Impact Report - Connor O'Brien

Washington has had success bringing safeties down before; in 2004 they moved Evan Benjamin from his strong safety position and he reacted by leading the Huskies in tackles his junior and senior seasons. In 2010 Victor Aiyewa was brought down into the box and he ended up leading the Pac-10 in tackles for loss that year.

So it was hardly surprising to see Nate Fellner make a permanent switch from safety to the SAM linebacker position during the third week of Spring Football. New defensive coordinator Justin Wilcox laid out the rationale. "Really there's no difference when you're a strong safety rolled down into the box to what we ask our SAM position to do - so there's a lot of carryover," Wilcox told the media just a couple of weeks ago.

Besides, Fellner had bulked up in the offseason, jumping from 201 pounds during the playing season to 220 in spring. So not only did a move to linebacker seem to be the right move for the senior, it was almost mandatory given his newfound size.

Fellner's move also signaled a change in the way the Huskies would recruit the position from now on. Now it was incumbent they look at rangier athletes, with an emphasis on speed and the ability to gain pounds in college. They'd bring them in as 6-2, 6-3 safeties weighing anywhere from 200 to 210 pounds, and they'd end up leaving UW at 6-3 or 6-4 and 230-240 pounds, yet every bit as fast as they were the moment they stepped on campus - or even faster.

That's the hope with their newest commitment, Connor O'Brien of Santa Margarita, Calif. O'Brien became Washington's sixth public commitment for the class of 2013, following teammate Dane Crane. Crane, a 6-foot-3, 295-pound center prospect, verbally committed to UW during a trip north to see the Huskies' Spring Game. O'Brien was with him, as well as Santa Margarita teammates Johnny Stanton and Riley Sorenson. Could the Huskies go for a clean sweep of all the Eagles prospects? We'll see.

For the time being, we'll focus on O'Brien. The last Eagle at UW was receiver Bobby Whithorne, who signed with the Huskies 10 years ago. O'Brien will come to Montlake an accomplished receiver in his own right, but he won't be playing offense. At 6-foot-3 and 205 pounds, his body type is perfect for what the Washington coaches want to do at the SAM position.

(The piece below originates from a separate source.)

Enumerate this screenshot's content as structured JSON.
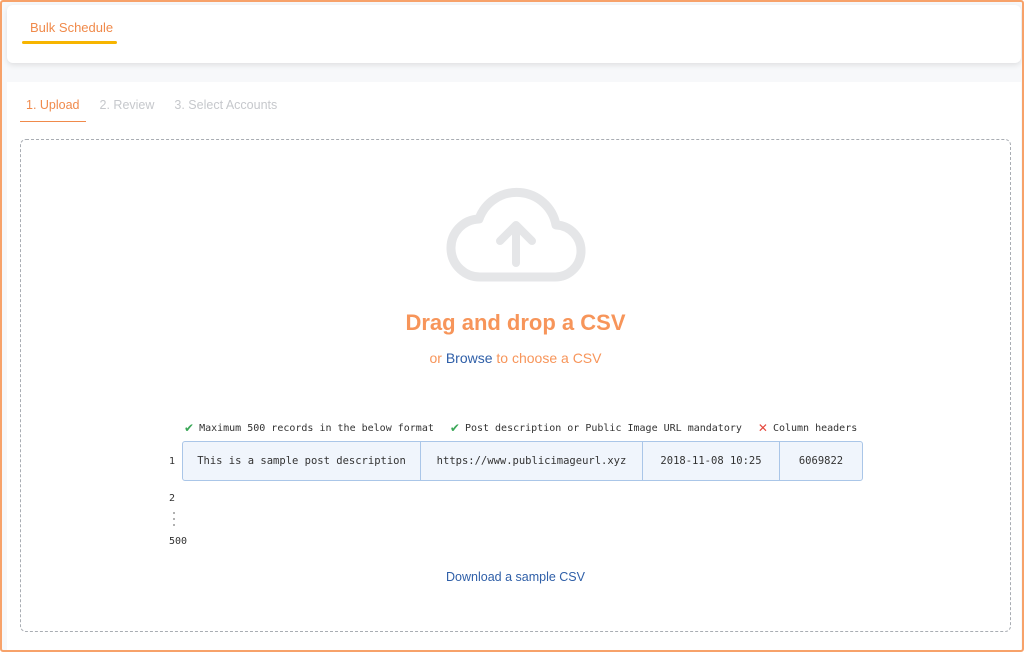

What also makes O'Brien a natural for the position is the fact that he's a natural football player. He has a nose for the ball, as evidenced by the fact that he was second in the state in interceptions as a junior. His knack for being at the right place at the right time takes on even more significance the closer he gets to the line of scrimmage.

Watching O'Brien play, he's not overly flashy. He won't wow you with his speed or amazingly athletic plays. What he does do is play with an incredible amount of anticipation and feel for making the right move at the right time. The way he anticipates throws from his perch in the secondary, it just looks like he's playing the game at a different speed.

And that's not to say he's not a good athlete; quite the contrary. But it's not his athleticism or speed that's making up for a missed read or a slip; it's his football IQ coupled with a keen awareness that keeps him a step ahead.

When you watch Washington games this fall, pay close attention to what Nate Fellner does in the box and along the line of scrimmage from his SAM position, because in a couple of years it'll be O'Brien doing the same things as a bigger, faster, stronger version of Fellner. The move to linebacker won't faze O'Brien at all because he's not only an intelligent player, but he's also going to get bigger. It happened this past season with Scott Lawyer, who went from 200 pounds a year ago to the 220 he is now. So size won't be a problem.

By moving players like Fellner and O'Brien down closer to the line of scrimmage, Wilcox is able to get the most amount of speed he can on the field without sacrificing a ton of size. And hopefully the more they can fine-tune their recruiting efforts, they eventually won't have to sacrifice any size at all. Top Stories